Erasmus+ ACEs and Interprofessional Learning: Project Developments
Despite coronavirus restrictions, The Learning Institute research team and international partners are continuing to prevail with their Erasmus+ Adverse Childhood Experiences (ACEs) and Interprofessional Learning project.
Meeting via Teams on the 17th and 18th of March for their last transnational event, TLI research staff were able to discuss important final details of the project with partners from Spain, Sweden and Italy.
Despite being a virtual event, all attendees were still treated to the chance to gain the unique cultural insight that is usually on offer during Erasmus projects. Spanish project leaders Olga Reina Giráldez and Rosa Yáñez Fernández, who would have welcomed us to their hometown in Seville had it not been for travel restrictions, delivered a wonderful presentation about the workings of their school and its surroundings.
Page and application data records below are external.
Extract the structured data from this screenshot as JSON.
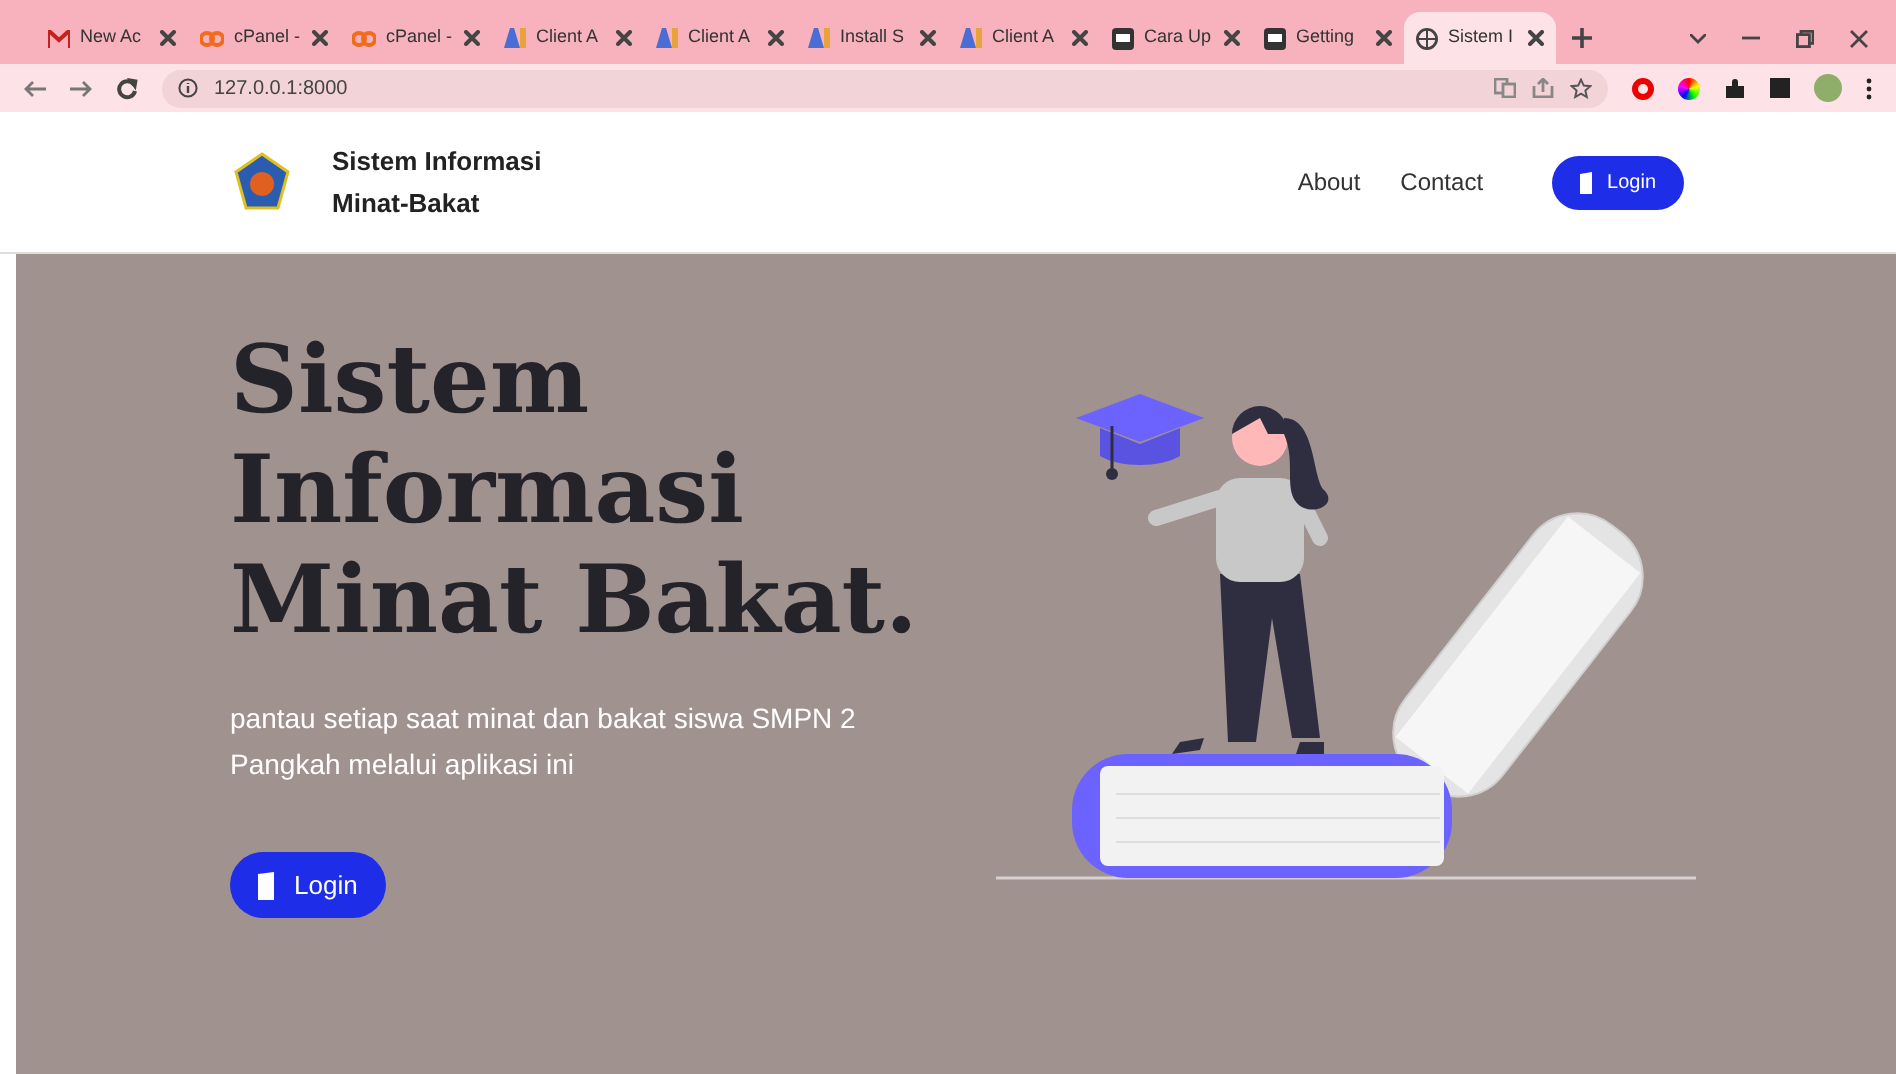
{
  "browser": {
    "tabs": [
      {
        "label": "New Ac",
        "kind": "mail",
        "selected": false
      },
      {
        "label": "cPanel -",
        "kind": "cpanel",
        "selected": false
      },
      {
        "label": "cPanel -",
        "kind": "cpanel",
        "selected": false
      },
      {
        "label": "Client A",
        "kind": "letter",
        "selected": false
      },
      {
        "label": "Client A",
        "kind": "letter",
        "selected": false
      },
      {
        "label": "Install S",
        "kind": "letter",
        "selected": false
      },
      {
        "label": "Client A",
        "kind": "letter",
        "selected": false
      },
      {
        "label": "Cara Up",
        "kind": "square",
        "selected": false
      },
      {
        "label": "Getting",
        "kind": "square",
        "selected": false
      },
      {
        "label": "Sistem I",
        "kind": "globe",
        "selected": true
      }
    ],
    "address": "127.0.0.1:8000"
  },
  "navbar": {
    "brand": "Sistem Informasi\nMinat-Bakat",
    "links": [
      "About",
      "Contact"
    ],
    "login": "Login"
  },
  "hero": {
    "title": "Sistem\nInformasi\nMinat Bakat.",
    "subtitle": "pantau setiap saat minat dan bakat siswa SMPN 2 Pangkah melalui aplikasi ini",
    "button": "Login"
  }
}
An aspect of the school’s community that has resonated within the parameters of the project is the differing cultural traditions of the local Romani population, who make up 60% of the school’s pupils. Whilst the Romani girls’ role of wife and homemaker is often prioritised over their education, so similarly are the boys required to start work and provide for their family at a young age. Unfortunately, this means it is a struggle to keep Romani children in school beyond the age of about 13 for girls and 15 for boys, and additionally ensures that the extreme underrepresentation of qualified Romani teachers in the area remains unbalanced. The community challenges are so extensive that professionals that work at the school do so by voluntary application – they almost never have anyone apply to a traditional publication of a job role.
After discussing the team’s progress towards completing the seven Intellectual Outputs we’ve been funded to deliver, we also enjoyed a video tour of Seville, making us all the more determined to visit when we can.
The pilot for the project’s first output was delivered in November 2020 to a broad range of professionals including attendees from Devon and Cornwall Police, Virtual School Devon, Learning Institute Governors and Public Health Wales. Our sincere thanks go to Ann Ferguson and Louise Bennett who were our expert facilitators (Ann also produced an amazing piece of CPD on toxic stress which you can find here). In addition to strategic leads of organisations, front line professionals were present, and this gave us invaluable feedback to ensure a very comprehensive programme for our final output for this project.
“I have worked in my profession for over 40 years – the use of language has never occurred to me before. I have started thinking about my use of language more and adapted it from the very next day.”
This powerful statement speaks particularly to the wish of all those involved in this project, and a prevailing theme over recent transnational: that the project has a prevailing legacy beyond its creation. Specifically, that people think and adapt their ways of working particularly with vulnerable groups and those facing challenges, difficulties and toxic stress in their lives. On this note, we are happy to announce that our first dissemination event will be held on the 30th June via an online event platform, and it will include a particularly exciting range of guest speakers and workshops. Watch this space for more details!
With the recent one year anniversary of the first COVID-19 lockdown in the UK, the notion of collective trauma is only just beginning to be grappled with. Furthermore, as well as the drastic changes to everyday life, millions of us have been left bereaved by the loss of loved ones, and we have seen an alarming rise in the number of reported domestic abuse cases. As such, understanding trauma, especially as it manifests in our children and young people, has never been more important. We very much hope that this project and its culminating events will provide much needed information and guidance on how our communities can continue to tackle adverse childhood experiences, trauma and toxic stress.
Please make sure you’re following us on Twitter where we will be continuing to share more information about upcoming events – and look out for our upcoming promotional video!
To find out more about the project: